The arts can make a powerful difference to someone’s social and health care. The recent All-Party Parliamentary Group on Arts, Health and Well-being and the Winston Churchill Memorial Trust report, have both raised awareness of the benefits that the arts can bring to keeping us well, aiding our recovery and supporting lives ‘lived in colour’.
This is no less the case for residents of care homes. That is why SCIE has just published a digital resource for members of the care home team to support them in engaging older residents in the creative activities. Tips, ideas, links and examples of good practice in different arts ‘topics’ including puppetry, sculpture and theatre are provided on the Arts in Care Homes web pages, funded by The Baring Foundation.
Sense of Identity
The opportunity to dance or make things gives residents the chance to use their creative imagination and the prospect of learning a new skill or returning to one previously enjoyed. Participation in the arts offers an opportunity for self-expression and can foster that sense of identity that institutional life can sometimes erode. Being in a choir or sewing in a class can build someone’s confidence as well as their links with others. There’s the chance to involve the local community in the arts; a way to meet new people and have novel experiences.

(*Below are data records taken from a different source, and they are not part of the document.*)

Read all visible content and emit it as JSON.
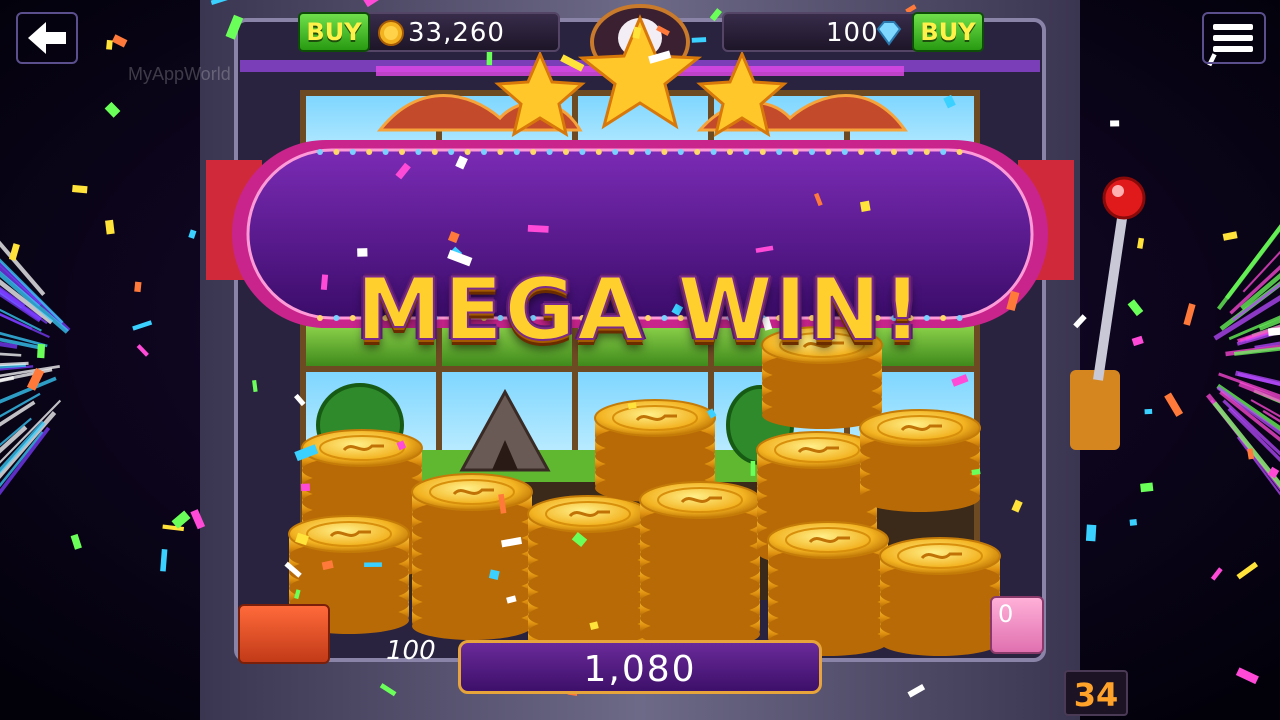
{
  "hud": {
    "coins_buy_label": "BUY",
    "coins_value": "33,260",
    "gems_value": "100",
    "gems_buy_label": "BUY"
  },
  "watermark": "MyAppWorld",
  "banner": {
    "title": "MEGA WIN!"
  },
  "win": {
    "amount": "1,080"
  },
  "bet": {
    "left_value": "100",
    "right_value": "0"
  },
  "level": {
    "value": "34"
  },
  "colors": {
    "banner_purple": "#5a1a8a",
    "gold": "#ffcf2e",
    "buy_green": "#3fbf1a",
    "accent_orange": "#ffa22a"
  },
  "icons": [
    "back-arrow-icon",
    "hamburger-menu-icon",
    "coin-icon",
    "diamond-icon",
    "star-icon",
    "lever-icon"
  ]
}
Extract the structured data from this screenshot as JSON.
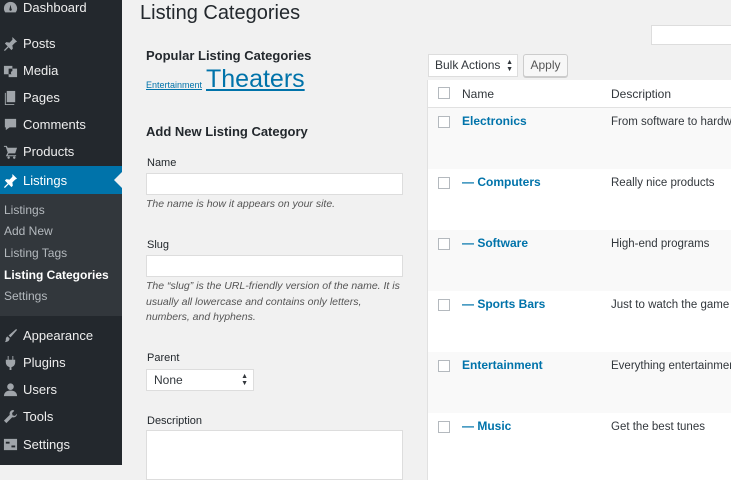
{
  "sidebar": {
    "items": [
      {
        "label": "Dashboard",
        "icon": "dashboard-icon"
      },
      {
        "label": "Posts",
        "icon": "pin-icon"
      },
      {
        "label": "Media",
        "icon": "media-icon"
      },
      {
        "label": "Pages",
        "icon": "pages-icon"
      },
      {
        "label": "Comments",
        "icon": "comment-icon"
      },
      {
        "label": "Products",
        "icon": "cart-icon"
      },
      {
        "label": "Listings",
        "icon": "pin-icon"
      },
      {
        "label": "Appearance",
        "icon": "brush-icon"
      },
      {
        "label": "Plugins",
        "icon": "plug-icon"
      },
      {
        "label": "Users",
        "icon": "user-icon"
      },
      {
        "label": "Tools",
        "icon": "wrench-icon"
      },
      {
        "label": "Settings",
        "icon": "settings-icon"
      }
    ],
    "submenu": [
      "Listings",
      "Add New",
      "Listing Tags",
      "Listing Categories",
      "Settings"
    ]
  },
  "page": {
    "title": "Listing Categories"
  },
  "popular": {
    "heading": "Popular Listing Categories",
    "tags": [
      "Entertainment",
      "Theaters"
    ]
  },
  "form": {
    "heading": "Add New Listing Category",
    "name_label": "Name",
    "name_help": "The name is how it appears on your site.",
    "slug_label": "Slug",
    "slug_help": "The “slug” is the URL-friendly version of the name. It is usually all lowercase and contains only letters, numbers, and hyphens.",
    "parent_label": "Parent",
    "parent_value": "None",
    "description_label": "Description"
  },
  "table": {
    "bulk_actions": "Bulk Actions",
    "apply": "Apply",
    "col_name": "Name",
    "col_description": "Description",
    "rows": [
      {
        "name": "Electronics",
        "description": "From software to hardware"
      },
      {
        "name": "— Computers",
        "description": "Really nice products"
      },
      {
        "name": "— Software",
        "description": "High-end programs"
      },
      {
        "name": "— Sports Bars",
        "description": "Just to watch the game"
      },
      {
        "name": "Entertainment",
        "description": "Everything entertainment"
      },
      {
        "name": "— Music",
        "description": "Get the best tunes"
      }
    ]
  },
  "colors": {
    "sidebar_bg": "#23282d",
    "active": "#0073aa",
    "link": "#0073aa"
  }
}
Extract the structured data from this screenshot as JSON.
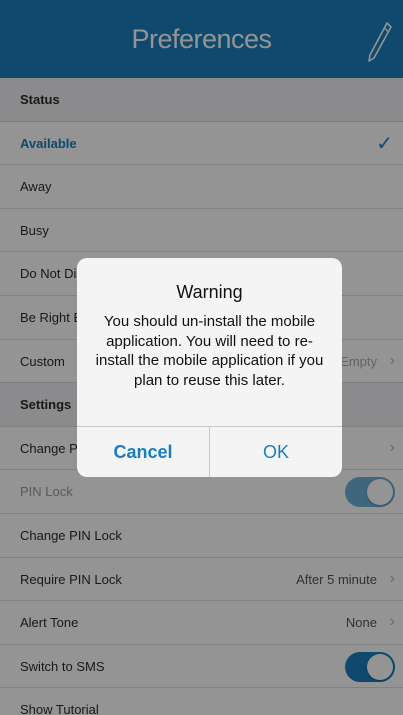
{
  "navbar": {
    "title": "Preferences",
    "edit_icon": "pencil-icon"
  },
  "colors": {
    "accent": "#1a7ebd",
    "section_bg": "#efeff4",
    "overlay": "rgba(0,0,0,0.42)"
  },
  "rows": {
    "status_header": "Status",
    "available": "Available",
    "away": "Away",
    "busy": "Busy",
    "do_not_disturb": "Do Not Disturb",
    "be_right_back": "Be Right Back",
    "custom": "Custom",
    "custom_value": "Empty",
    "settings_header": "Settings",
    "change": "Change PIN",
    "pin_lock": "PIN Lock",
    "pin_lock_on": true,
    "change_pin_lock": "Change PIN Lock",
    "require_pin_lock": "Require PIN Lock",
    "require_pin_lock_value": "After 5 minute",
    "alert_tone": "Alert Tone",
    "alert_tone_value": "None",
    "switch_to_sms": "Switch to SMS",
    "switch_to_sms_on": true,
    "show_tutorial": "Show Tutorial"
  },
  "alert": {
    "title": "Warning",
    "message": "You should un-install the mobile application. You will need to re-install the mobile application if you plan to reuse this later.",
    "cancel_label": "Cancel",
    "ok_label": "OK"
  }
}
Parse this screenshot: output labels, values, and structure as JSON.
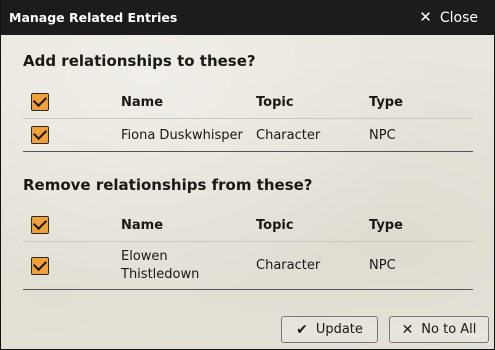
{
  "dialog": {
    "title": "Manage Related Entries",
    "close_label": "Close"
  },
  "add_section": {
    "heading": "Add relationships to these?",
    "columns": [
      "Name",
      "Topic",
      "Type"
    ],
    "rows": [
      {
        "name": "Fiona Duskwhisper",
        "topic": "Character",
        "type": "NPC"
      }
    ]
  },
  "remove_section": {
    "heading": "Remove relationships from these?",
    "columns": [
      "Name",
      "Topic",
      "Type"
    ],
    "rows": [
      {
        "name_line1": "Elowen",
        "name_line2": "Thistledown",
        "topic": "Character",
        "type": "NPC"
      }
    ]
  },
  "buttons": {
    "update_label": "Update",
    "no_to_all_label": "No to All"
  },
  "icons": {
    "close": "close-icon",
    "check": "checkmark-icon",
    "times": "times-icon"
  },
  "colors": {
    "checkbox_fill": "#f2a03a",
    "titlebar": "#1c1c1c"
  }
}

As importantly, the arts provide care home residents and staff with fun and excitement - something we all need.
Care Quality Commission - Key Lines of Enquiry (KLOEs)
Using arts in care homes can help demonstrate that you are addressing two of the Care Quality Commission’s KLOEs (Being responsive and caring). Participation in the arts can no longer be regarded as an optional extra.
‘We don’t have the budget’ is sometimes the response from the care sector when these ideas are suggested. But the ‘Do It Yourself’ section of the website, written by the National Association of Providers of Activity (NAPA) offers a plethora of inexpensive creative ideas, adaptable for people with different cognitive function, including those at the end of life. A resident may not be well enough to go into care home garden but a piece of lavender brought to the bedside will scent the room, prompt a chat about gardening or trigger a song about the flower.
The arts can seriously improve your health. Creativity offers many ways to connect, move, give, learn and notice – the five ways to well-being. This should be the offer irrespective of where you live.
SCIE resource: Inspiring creative arts in care homes
*All information is correct at the time of publishing